### Aim of the task
When a line in the data below includes "name", count it; then give only the total.

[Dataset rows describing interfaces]
-- Opening Marker --

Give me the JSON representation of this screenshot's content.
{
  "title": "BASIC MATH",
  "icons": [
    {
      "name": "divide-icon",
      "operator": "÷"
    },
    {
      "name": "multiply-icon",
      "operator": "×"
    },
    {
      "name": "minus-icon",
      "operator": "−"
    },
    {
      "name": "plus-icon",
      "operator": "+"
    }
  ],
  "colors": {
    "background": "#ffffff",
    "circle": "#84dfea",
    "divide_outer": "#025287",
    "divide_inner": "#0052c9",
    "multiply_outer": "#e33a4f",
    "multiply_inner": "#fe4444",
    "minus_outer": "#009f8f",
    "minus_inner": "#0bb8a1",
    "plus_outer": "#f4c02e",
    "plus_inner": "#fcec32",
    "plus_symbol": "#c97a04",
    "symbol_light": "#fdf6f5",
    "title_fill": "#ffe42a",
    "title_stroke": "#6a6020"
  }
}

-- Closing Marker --

### Answer section
4